Many a substance has been recommended for memory improvement. The following have a small amount of positive evidence of memory improvement in healthy young adults: phosphatidylcholine, bacopa, sage and vinpocetine. The small amount of research means that we do not know the proper dosage to see improvements, nor do we know how safe it is to take these for an extended period of time. Choline and lecithin have both been studied as well, in elderly people, and were not observed to have any effect on memory.
Gingko biloba is one of the most widely recognized herbal remedies. Some people say that because the leaf of the ancient tree looks like a cross-section of a brain, the plant must have an affinity for our memory and cognition. It certainly has a long record of use, but apparently the fruit was used more often than the leaf. Nowadays, in North America, we generally use the leaf.
Multiple reviews have been done to examine the effect of gingko biloba on memory. If the plant has any effect at all, it is not a dramatic one. It may be that the diversity of dosages and methods of preparation have obscured the herb’s benefit, but it may be that it just doesn’t have much of a benefit at all.
Gingko biloba may come with a risk of increased bleeding.
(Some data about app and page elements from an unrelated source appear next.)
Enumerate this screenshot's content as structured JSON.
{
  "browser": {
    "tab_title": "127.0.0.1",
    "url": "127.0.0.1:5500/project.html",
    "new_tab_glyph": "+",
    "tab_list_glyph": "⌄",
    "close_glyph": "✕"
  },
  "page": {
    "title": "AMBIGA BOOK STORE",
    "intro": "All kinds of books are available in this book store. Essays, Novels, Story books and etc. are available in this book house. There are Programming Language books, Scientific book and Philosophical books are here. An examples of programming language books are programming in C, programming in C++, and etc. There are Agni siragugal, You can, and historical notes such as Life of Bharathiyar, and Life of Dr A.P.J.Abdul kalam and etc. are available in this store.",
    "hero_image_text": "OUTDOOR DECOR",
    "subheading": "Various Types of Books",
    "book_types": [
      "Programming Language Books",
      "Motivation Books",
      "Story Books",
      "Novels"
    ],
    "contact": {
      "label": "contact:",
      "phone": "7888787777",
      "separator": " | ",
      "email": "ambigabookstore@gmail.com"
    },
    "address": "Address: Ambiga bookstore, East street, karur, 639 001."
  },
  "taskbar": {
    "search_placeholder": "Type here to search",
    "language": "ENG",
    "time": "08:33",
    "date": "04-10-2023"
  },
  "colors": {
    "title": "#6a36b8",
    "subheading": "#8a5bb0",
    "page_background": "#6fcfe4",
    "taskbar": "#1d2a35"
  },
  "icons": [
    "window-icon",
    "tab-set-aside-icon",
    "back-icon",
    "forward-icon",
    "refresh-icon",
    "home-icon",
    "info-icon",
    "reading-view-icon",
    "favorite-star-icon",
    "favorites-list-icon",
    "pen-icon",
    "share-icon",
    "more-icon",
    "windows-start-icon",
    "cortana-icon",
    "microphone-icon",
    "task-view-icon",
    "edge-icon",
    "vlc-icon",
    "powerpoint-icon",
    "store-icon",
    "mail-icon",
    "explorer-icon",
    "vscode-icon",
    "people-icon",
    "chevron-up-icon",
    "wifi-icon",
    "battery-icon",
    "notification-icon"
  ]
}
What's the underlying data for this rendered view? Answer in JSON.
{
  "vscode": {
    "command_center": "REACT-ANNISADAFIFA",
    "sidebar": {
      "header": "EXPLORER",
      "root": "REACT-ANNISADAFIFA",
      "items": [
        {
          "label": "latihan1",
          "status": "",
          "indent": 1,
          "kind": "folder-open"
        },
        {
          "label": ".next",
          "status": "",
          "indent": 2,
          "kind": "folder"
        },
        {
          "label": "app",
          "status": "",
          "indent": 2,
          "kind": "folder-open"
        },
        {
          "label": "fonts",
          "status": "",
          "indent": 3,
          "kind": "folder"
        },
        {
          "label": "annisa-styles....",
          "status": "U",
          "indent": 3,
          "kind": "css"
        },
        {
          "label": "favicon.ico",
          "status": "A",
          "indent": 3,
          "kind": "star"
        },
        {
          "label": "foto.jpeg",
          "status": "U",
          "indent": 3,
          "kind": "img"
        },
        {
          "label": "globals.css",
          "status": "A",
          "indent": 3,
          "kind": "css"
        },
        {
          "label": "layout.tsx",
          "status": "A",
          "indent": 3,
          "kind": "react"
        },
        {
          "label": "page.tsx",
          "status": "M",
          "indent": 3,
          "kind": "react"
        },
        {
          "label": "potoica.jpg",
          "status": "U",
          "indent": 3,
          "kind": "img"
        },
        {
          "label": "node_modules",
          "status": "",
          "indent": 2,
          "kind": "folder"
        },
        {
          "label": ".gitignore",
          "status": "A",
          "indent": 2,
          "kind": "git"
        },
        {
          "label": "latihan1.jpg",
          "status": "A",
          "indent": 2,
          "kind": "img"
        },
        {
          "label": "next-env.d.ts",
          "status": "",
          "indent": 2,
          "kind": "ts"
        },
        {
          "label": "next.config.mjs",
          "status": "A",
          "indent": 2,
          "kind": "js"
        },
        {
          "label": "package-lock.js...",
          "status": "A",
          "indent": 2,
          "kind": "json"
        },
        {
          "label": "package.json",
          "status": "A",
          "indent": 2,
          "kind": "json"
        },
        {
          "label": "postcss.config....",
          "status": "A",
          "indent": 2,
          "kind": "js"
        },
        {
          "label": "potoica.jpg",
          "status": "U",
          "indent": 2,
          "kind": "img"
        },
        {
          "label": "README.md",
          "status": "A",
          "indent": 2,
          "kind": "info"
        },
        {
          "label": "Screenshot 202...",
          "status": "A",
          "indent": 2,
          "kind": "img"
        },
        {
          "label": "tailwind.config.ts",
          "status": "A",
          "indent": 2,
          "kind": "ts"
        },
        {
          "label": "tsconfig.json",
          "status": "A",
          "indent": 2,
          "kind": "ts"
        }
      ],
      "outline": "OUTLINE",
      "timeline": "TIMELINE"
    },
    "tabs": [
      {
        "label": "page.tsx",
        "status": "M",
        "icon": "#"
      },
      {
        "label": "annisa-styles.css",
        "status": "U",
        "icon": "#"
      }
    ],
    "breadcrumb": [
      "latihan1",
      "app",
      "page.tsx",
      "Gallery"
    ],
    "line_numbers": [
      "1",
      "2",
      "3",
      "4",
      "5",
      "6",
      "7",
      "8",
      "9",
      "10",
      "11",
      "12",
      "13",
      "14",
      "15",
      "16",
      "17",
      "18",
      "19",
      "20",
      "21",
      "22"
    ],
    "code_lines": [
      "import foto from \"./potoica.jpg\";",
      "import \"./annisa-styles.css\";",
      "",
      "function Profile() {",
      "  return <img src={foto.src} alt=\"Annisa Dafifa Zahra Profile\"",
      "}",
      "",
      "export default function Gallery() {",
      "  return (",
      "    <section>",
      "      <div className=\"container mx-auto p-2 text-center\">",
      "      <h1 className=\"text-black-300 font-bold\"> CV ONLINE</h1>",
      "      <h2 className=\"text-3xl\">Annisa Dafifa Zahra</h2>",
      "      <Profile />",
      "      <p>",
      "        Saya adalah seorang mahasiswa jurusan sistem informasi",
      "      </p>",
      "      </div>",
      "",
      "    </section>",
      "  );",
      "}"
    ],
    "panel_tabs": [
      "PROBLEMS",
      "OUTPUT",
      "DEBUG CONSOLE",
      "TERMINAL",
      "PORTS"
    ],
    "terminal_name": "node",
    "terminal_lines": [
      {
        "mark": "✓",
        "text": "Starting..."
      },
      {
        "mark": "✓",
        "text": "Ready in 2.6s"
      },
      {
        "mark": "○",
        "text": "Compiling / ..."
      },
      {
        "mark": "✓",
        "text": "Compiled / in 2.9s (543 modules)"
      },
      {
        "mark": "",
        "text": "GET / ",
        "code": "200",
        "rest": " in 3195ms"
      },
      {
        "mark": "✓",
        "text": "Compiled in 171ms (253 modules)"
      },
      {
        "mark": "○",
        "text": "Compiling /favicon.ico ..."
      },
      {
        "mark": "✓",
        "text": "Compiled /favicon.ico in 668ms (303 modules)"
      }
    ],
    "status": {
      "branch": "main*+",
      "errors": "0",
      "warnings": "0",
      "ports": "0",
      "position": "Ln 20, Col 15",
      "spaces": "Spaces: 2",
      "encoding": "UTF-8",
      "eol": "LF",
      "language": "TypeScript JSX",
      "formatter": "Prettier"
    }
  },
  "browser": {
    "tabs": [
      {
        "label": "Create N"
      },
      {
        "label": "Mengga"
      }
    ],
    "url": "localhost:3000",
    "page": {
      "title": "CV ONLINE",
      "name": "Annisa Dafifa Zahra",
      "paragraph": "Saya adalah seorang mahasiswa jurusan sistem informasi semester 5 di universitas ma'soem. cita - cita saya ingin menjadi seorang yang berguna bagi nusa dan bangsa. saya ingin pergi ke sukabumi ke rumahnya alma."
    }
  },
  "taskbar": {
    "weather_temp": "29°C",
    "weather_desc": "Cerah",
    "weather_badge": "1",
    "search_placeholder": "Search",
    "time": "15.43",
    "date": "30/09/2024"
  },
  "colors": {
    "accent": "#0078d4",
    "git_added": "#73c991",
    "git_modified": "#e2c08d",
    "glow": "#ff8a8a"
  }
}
Case reports about individuals appear to support the idea that gingko causes brain bleeds, nose bleeds and internal bleeds of all kinds, but larger reviews that include thousands of people show no increased risk of bleeding between those taking gingko and those not taking it. I take the precautionary approach, advising anyone with a bleeding disorder or entering surgery not to take it.
There does not appear to be a magic bullet for upping the ability to remember.
Some simple nutrition changes, however, may be helpful.
Eat breakfast. The effects of skipping or eating breakfast have mostly been studied in schoolchildren but the effects are consistent. Eating breakfast produces better performance on multiple tests of cognition, including memory. Some people who don’t eat breakfast find that they aren’t hungry and even feel nauseous in the morning. You can gradually overcome this sensation by regularly eating breakfast at the same time each day. Be sure to eat before drinking any coffee.
Reduce your fructose intake. Fructose is found in large quantities in candy, syrup and pop. Some researchers suggest that a high-fructose diet promotes cognitive decline because of the poor performance of rats on a high-fructose diet. We eat a lot of this stuff. Apparently in the US, 4% of children eat syrup every day.
For future generations, we need to ensure as a society that pregnant moms and infants get optimal nutrition because gestation and infancy appear to be a critical time for the development of our ability to remember.
I wish I had better news to convey, but I’m back to recommending the old standbys: sleep, exercise and nutrition. At least it’s easy to remember those three simple cures.